Drew FitzGerald, reporting for The Wall Street Journal (News+ link):
T-Mobile US Inc. will automatically enroll its phone subscribers
in an advertising program informed by their online activity,
testing businesses’ appetite for information that other companies
The No. 2 U.S. carrier by subscribers said in a recent
privacy-policy update that unless they opt out it will share
customers’ web and mobile-app data with advertisers starting April
26. For example, the program could help advertisers identify
people who enjoy cooking or are sports enthusiasts, the company
A T-Mobile spokeswoman said the changes give subscribers
advertising that aligns with their interests. “We’ve heard many
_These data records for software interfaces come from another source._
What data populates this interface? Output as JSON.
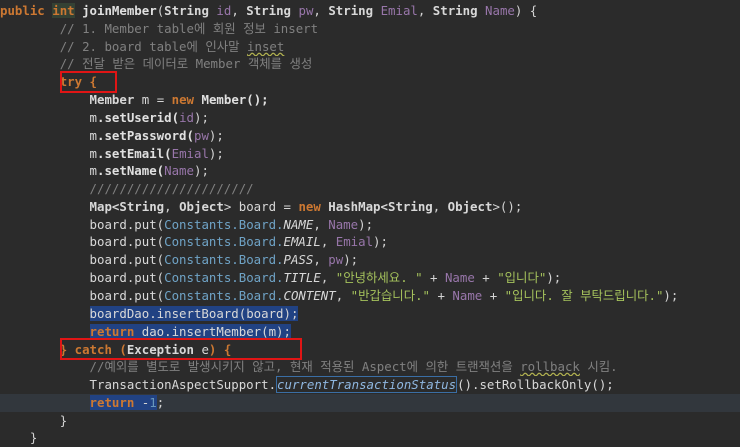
{
  "code": {
    "l1": {
      "public": "public",
      "int": "int",
      "method": "joinMember",
      "p1t": "String",
      "p1n": "id",
      "p2t": "String",
      "p2n": "pw",
      "p3t": "String",
      "p3n": "Emial",
      "p4t": "String",
      "p4n": "Name",
      "brace": ") {"
    },
    "l2": "// 1. Member table에 회원 정보 insert",
    "l3a": "// 2. board table에 인사말 ",
    "l3b": "inset",
    "l4": "// 전달 받은 데이터로 Member 객체를 생성",
    "l5": "try {",
    "l6": {
      "type": "Member",
      "var": "m",
      "op": " = ",
      "new": "new",
      "call": "Member();"
    },
    "l7": {
      "obj": "m",
      "method": ".setUserid(",
      "arg": "id",
      "end": ");"
    },
    "l8": {
      "obj": "m",
      "method": ".setPassword(",
      "arg": "pw",
      "end": ");"
    },
    "l9": {
      "obj": "m",
      "method": ".setEmail(",
      "arg": "Emial",
      "end": ");"
    },
    "l10": {
      "obj": "m",
      "method": ".setName(",
      "arg": "Name",
      "end": ");"
    },
    "l11": "//////////////////////",
    "l12": {
      "a": "Map<",
      "b": "String",
      "c": ", ",
      "d": "Object",
      "e": "> ",
      "f": "board",
      "g": " = ",
      "h": "new",
      "i": " HashMap<",
      "j": "String",
      "k": ", ",
      "l": "Object",
      "m": ">();"
    },
    "l13": {
      "a": "board.put(",
      "b": "Constants.Board.",
      "c": "NAME",
      "d": ", ",
      "e": "Name",
      "f": ");"
    },
    "l14": {
      "a": "board.put(",
      "b": "Constants.Board.",
      "c": "EMAIL",
      "d": ", ",
      "e": "Emial",
      "f": ");"
    },
    "l15": {
      "a": "board.put(",
      "b": "Constants.Board.",
      "c": "PASS",
      "d": ", ",
      "e": "pw",
      "f": ");"
    },
    "l16": {
      "a": "board.put(",
      "b": "Constants.Board.",
      "c": "TITLE",
      "d": ", ",
      "e": "\"안녕하세요. \"",
      "f": " + ",
      "g": "Name",
      "h": " + ",
      "i": "\"입니다\"",
      "j": ");"
    },
    "l17": {
      "a": "board.put(",
      "b": "Constants.Board.",
      "c": "CONTENT",
      "d": ", ",
      "e": "\"반갑습니다.\"",
      "f": " + ",
      "g": "Name",
      "h": " + ",
      "i": "\"입니다. 잘 부탁드립니다.\"",
      "j": ");"
    },
    "l18": {
      "a": "boardDao.insertBoard(",
      "b": "board",
      "c": ");"
    },
    "l19": {
      "a": "return",
      "b": " dao.insertMember(",
      "c": "m",
      "d": ");"
    },
    "l20": {
      "a": "} catch (",
      "b": "Exception",
      "c": " ",
      "d": "e",
      "e": ") {"
    },
    "l21a": "//예외를 별도로 발생시키지 않고, 현재 적용된 Aspect에 의한 트랜잭션을 ",
    "l21b": "rollback",
    "l21c": " 시킴.",
    "l22": {
      "a": "TransactionAspectSupport.",
      "b": "currentTransactionStatus",
      "c": "().setRollbackOnly();"
    },
    "l23": {
      "a": "return",
      "b": " -",
      "c": "1",
      "d": ";"
    },
    "l24": "}",
    "l25": "}"
  }
}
say they prefer more relevant ads so we’re defaulting to this
setting,” she said. […] The company said the changes wouldn’t
apply to business accounts or children’s lines.
If it’s such a great idea that customers just love, why not turn it on for everyone, including business accounts and children’s lines?
Just more proof that no matter what Apple or Google or Microsoft do to help make our devices more private at the operating system level, we’re at the mercy of the companies providing us with internet access, whether through home landline service or cellular. AT&T and Verizon both have similar targeted ad tracking programs, and The Journal has instructions at the bottom of their report for how to opt out of them. But I continue to think the answer, for iCloud users, is a trusted VPN-like anonymizing service from Apple.
★ Tuesday, 9 March 2021